The year 2017 saw significant advances in medicine including approval of new treatments for a wide variety of diseases such as CAR-T cell therapy for treatment of leukemia, safinamide for Parkinson’s disease and neratinib for treatment of breast cancer. Additionally, new understanding was achieved for several conditions such as hypertension, autism and hypercholesterolemia.
But the most dramatic breakthroughs were reserved for a field that is somewhat obscure for the lay person – the field of child neurology – and interestingly India made a contribution to it as well.
By far the biggest news-maker of the year was a drug called nusinersen. It is an agent that is effective in the treatment of a rare neurogenetic disease called spinal muscular atrophy. The severe form of this disease is characterised by development of progressive paralysis leading to inability to move and death from respiratory failure in infancy without treatment. Promising results of a phase 2 trial of nusinersen were published in December 2016 and the Food and Drug Administration (FDA) in the US granted approval of the drug in the same month. However, it was only this year that nusinersen started being used relatively routinely in clinical practice in the US. The drug also received approval for use in various other countries beyond the US in 2017.
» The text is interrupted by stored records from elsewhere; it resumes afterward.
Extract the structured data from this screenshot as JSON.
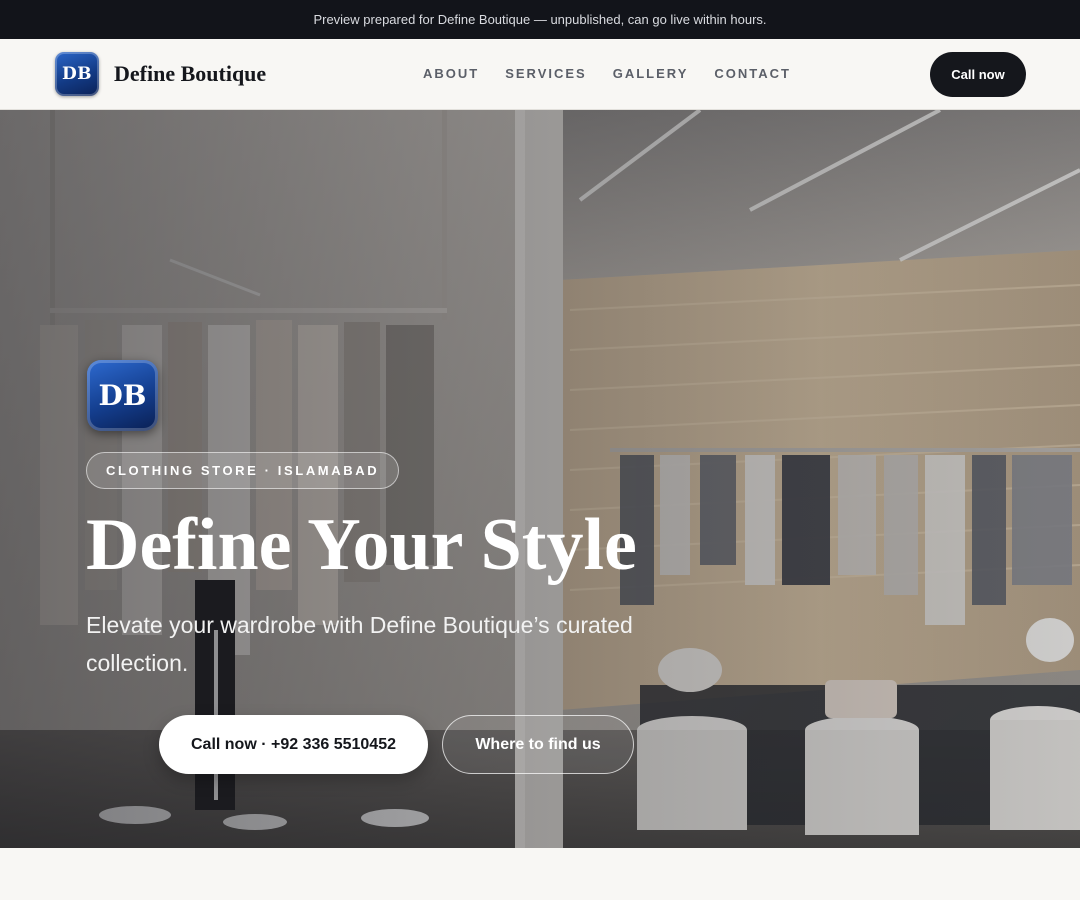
{
  "announcement": "Preview prepared for Define Boutique — unpublished, can go live within hours.",
  "brand": {
    "logo_text": "DB",
    "name": "Define Boutique",
    "logo_colors": [
      "#2b66c8",
      "#133b86",
      "#0b2156"
    ]
  },
  "nav": {
    "links": [
      "ABOUT",
      "SERVICES",
      "GALLERY",
      "CONTACT"
    ],
    "cta_label": "Call now"
  },
  "hero": {
    "logo_text": "DB",
    "badge": "CLOTHING STORE · ISLAMABAD",
    "title": "Define Your Style",
    "subtitle": "Elevate your wardrobe with Define Boutique’s curated collection.",
    "primary_button": "Call now · +92 336 5510452",
    "secondary_button": "Where to find us",
    "background_image": "boutique-interior-photo"
  },
  "colors": {
    "dark": "#15171c",
    "announce_bg": "#12141a",
    "page_bg": "#f8f7f4"
  }
}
Moreover, the results of a successful phase 3 trial of nusinersen were published in late 2017 in the New England Journal of Medicine reinforcing the phase 2 outcomes. Long term results are awaited but I personally have seen infants achieving motor milestones with nusinersen which they would not be expected to without treatment. It indeed is a paradigm shift as far as treatment of rare neurogenetic diseases is concerned.
Promising results of an unrelated treatment in the form of replacement gene therapy for 15 spinal muscular atrophy patients were also published this year in the New England Journal of Medicine. While nusinersen requires repeated delivery directly into the spinal fluid, the gene therapy consists of only a single intravenous injection to replace the defective gene by using a viral vector. The next challenge for treatment of this disease is likely going to be measurement of head-to-head performance to assess which one of the two is more efficacious and safer.
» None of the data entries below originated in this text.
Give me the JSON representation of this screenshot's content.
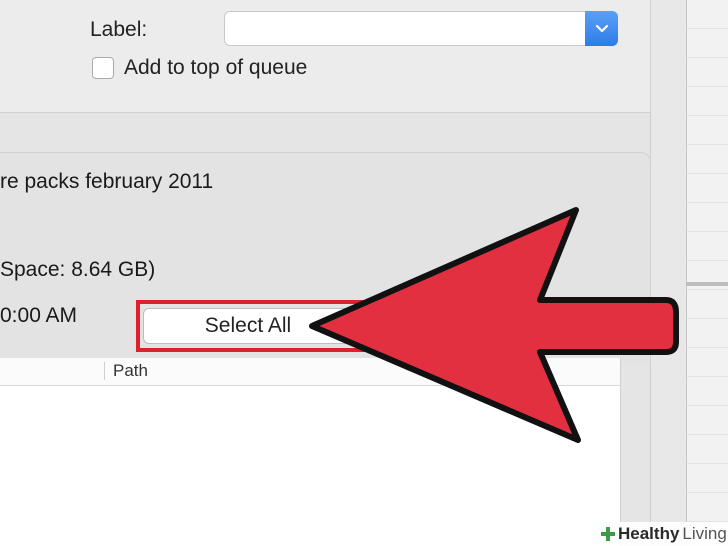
{
  "options": {
    "label_text": "Label:",
    "label_value": "",
    "add_to_top_label": "Add to top of queue",
    "add_to_top_checked": false
  },
  "info": {
    "name_text": "re packs february 2011",
    "space_text": "Space: 8.64 GB)",
    "date_text": "0:00 AM"
  },
  "toolbar": {
    "select_all_label": "Select All"
  },
  "file_list": {
    "columns": [
      "",
      "Path"
    ]
  },
  "watermark": {
    "brand_bold": "Healthy",
    "brand_light": "Living"
  },
  "colors": {
    "accent_blue": "#2d7ce8",
    "highlight_red": "#e0202c",
    "arrow_fill": "#e23040"
  },
  "icons": {
    "dropdown": "chevron-down-icon",
    "arrow": "pointer-arrow-icon",
    "watermark": "healthy-living-logo-icon"
  }
}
A third major breakthrough for the year in child neurology involved the use of stem-cell gene therapy for a disease called adrenoleukodystrophy. This disease is the result of a mutation of gene called ABCD1, and primarily affects boys. It is characterized by degeneration of brain regions primarily responsible for motor function and vision, and ultimately death. Promising early results of gene therapy, again using a viral vector, were published in the New England Journal of Medicine in October 2017.
The last but not the least of the major advancements in child neurology for the year came in the form of a research paper published by doctors at the All India Institute of Medical Sciences in October, again in the New England Journal of Medicine. The paper described results of a trial that assessed efficacy of surgery and medical treatment versus medical treatment alone in children 18 years and younger with drug-resistant epilepsy. The trial was funded by the Indian Council of Medical Research, and randomly enrolled 57 subjects in the surgical plus medical treatment arm and 59 children in the medical treatment only arm. The outcomes were assessed at 12 months and were found to be significantly superior for the group that received surgery in addition to appropriate medical treatment.
All the patients enrolled in the study, in either arm, were already confirmed to be good candidates for surgical treatment beforehand and then randomized. Those who were randomly assigned to the medical treatment only arm went on to a waiting list for surgery. Randomization was felt to be ethically acceptable since the usual wait times for surgical treatment of childhood epilepsy are more than 12 months at the All India Institute of Medical Sciences. Such a study perhaps has not been possible in the West because the wait times are shorter after a child with drug-resistant epilepsy is deemed to be a good candidate for surgery. It is important to note here that not all patients with drug-resistant epilepsy are appropriate candidates for surgical treatment.
This paper is of particular importance since epilepsy is a relatively common neurologic condition with a worldwide prevalence of about 50 million according to the World Health Organization. Approximately 20 to 40% of those with epilepsy are refractory to medications. The treatment options for epilepsy besides medications include special diets, nerve stimulators and surgery.
This is the only such randomized controlled trial ever conducted, and provides the highest level of evidence as far as surgical treatment of childhood epilepsy is concerned.
Jay Desai is a California-based doctor
Disclosures: The author has received grants from the Epilepsy Foundation of Greater Los Angeles and Novartis; has acted as an expert in legal proceedings; and has been on the editorial boards of the Journal of Child Neurology and Pediatric Neurology.